“The referendum showed record high activity of voters: more than 70.4 percent of people eligible to vote went to the polls. According to the final results, 98.4 percent supported integration into the Customs Union, with 1.5 percent having voted against it; 2.5 percent supported accession to the EU and 97.4 percent were against it,” CEC Chair Valentina Lisnik said.
She said 98.8 percent of people had supported the idea of “deferred status of autonomy,” which gives Gagauzia the right to self-determination if Moldova loses independence.
Lisnik stressed that MPs from Belgium Poland, Bulgaria, Hungary and other countries had monitored the referendum and stated that the voting had proceeded in accordance with international standards.
Belgian MP Frank Creyelman, an international observer at the referendum, said the voting had been held in accordance with international standards.
Observers from Belgium, Poland, Bulgaria, Hungary and other countries monitored the voting process at 18 polling stations in Gagauzia’s 10 populated localities.
The Moldovan authorities consider the referendum in Gagauzia unlawful, saying that “the country’s foreign policy is not within the jurisdiction of the local authorities.”
However, Gagauzia’s leader Mikhail Formuzal hopes that its results will influence Chisinau’s dialogue with regions.

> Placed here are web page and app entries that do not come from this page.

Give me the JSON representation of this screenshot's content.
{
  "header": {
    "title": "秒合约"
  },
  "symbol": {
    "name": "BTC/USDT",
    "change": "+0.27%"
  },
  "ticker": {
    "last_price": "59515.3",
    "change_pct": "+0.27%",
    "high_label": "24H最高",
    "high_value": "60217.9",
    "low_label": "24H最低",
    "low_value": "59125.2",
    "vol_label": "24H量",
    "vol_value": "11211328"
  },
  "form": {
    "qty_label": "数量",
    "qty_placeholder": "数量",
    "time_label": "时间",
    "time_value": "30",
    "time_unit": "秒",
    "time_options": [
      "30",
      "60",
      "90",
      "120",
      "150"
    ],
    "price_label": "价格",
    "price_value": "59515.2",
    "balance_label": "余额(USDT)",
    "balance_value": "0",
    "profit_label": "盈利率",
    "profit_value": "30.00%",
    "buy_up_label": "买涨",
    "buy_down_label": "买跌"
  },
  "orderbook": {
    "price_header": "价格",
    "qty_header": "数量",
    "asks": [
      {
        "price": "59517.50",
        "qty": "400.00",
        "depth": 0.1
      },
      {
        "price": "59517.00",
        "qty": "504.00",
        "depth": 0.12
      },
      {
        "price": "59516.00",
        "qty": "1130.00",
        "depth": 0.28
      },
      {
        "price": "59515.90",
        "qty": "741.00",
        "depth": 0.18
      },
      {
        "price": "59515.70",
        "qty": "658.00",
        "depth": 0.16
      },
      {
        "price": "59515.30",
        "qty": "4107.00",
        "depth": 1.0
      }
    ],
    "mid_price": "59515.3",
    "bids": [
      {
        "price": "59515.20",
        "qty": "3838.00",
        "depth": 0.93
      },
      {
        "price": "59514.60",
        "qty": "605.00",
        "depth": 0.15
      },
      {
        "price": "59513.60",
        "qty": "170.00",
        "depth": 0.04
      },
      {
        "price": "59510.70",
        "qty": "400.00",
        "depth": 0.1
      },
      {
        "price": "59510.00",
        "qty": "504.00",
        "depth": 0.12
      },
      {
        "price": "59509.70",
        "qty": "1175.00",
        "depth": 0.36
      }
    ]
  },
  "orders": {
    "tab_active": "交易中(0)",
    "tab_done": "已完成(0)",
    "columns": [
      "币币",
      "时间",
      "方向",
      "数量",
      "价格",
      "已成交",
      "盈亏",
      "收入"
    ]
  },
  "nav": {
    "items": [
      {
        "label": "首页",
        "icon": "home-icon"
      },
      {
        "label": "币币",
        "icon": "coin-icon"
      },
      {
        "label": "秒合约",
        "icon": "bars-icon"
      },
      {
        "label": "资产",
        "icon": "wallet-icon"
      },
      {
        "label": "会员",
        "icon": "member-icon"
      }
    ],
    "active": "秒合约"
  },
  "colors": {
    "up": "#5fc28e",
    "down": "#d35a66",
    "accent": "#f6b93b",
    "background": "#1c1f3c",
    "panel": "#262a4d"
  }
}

“The EU, which the Moldovan leadership seeks to join, has the practice of holding referendums even on less important issues. Our authorities did not ask people’s opinion about independence, foreign policy, language, Transdniestrian settlement or any other vital issue. The plebiscite in Gagauzia showed that there is a large gap between declarations made by the leadership of the republic and real life on the ground. I hope that now the opinion of the people will be respected, and we will start building a truly democratic state,” Formuzal told ITAR-TASS.
Moldovan Prime Minister Iurie Leanca said the referendum in Gagauzia had highlighted the needs for closer interaction with regions.
“Interaction should be different from what it has been until now. We need to concentrate on the real problems in Gagauzia and the south as a whole. Probably, the status of the autonomy will have to be corrected,” he said.
According to preliminary data, over 98.4 percent of 70.4 percent of voters who came to the polling stations supported accession to the Customs Union, and about 2.7 percent voted for integration with the EU.
Leanca noted inadequate work to promote European values in Gagauzia. “Parliamentary elections will be held in Moldova at the end of this year. They will be the most representative referendum on various important issues,” he said and stressed the need to explain to people the benefits of the Association Agreement and Free Trade Area Agreement with the EU.
Some Moldova politicians condemned Gagauzia for its actions and warned that they might divide society. Former Moldovan Prime Minister Vlad Filat urged local authorities to “sign a public declaration in support of the European vector and to condemn separatism.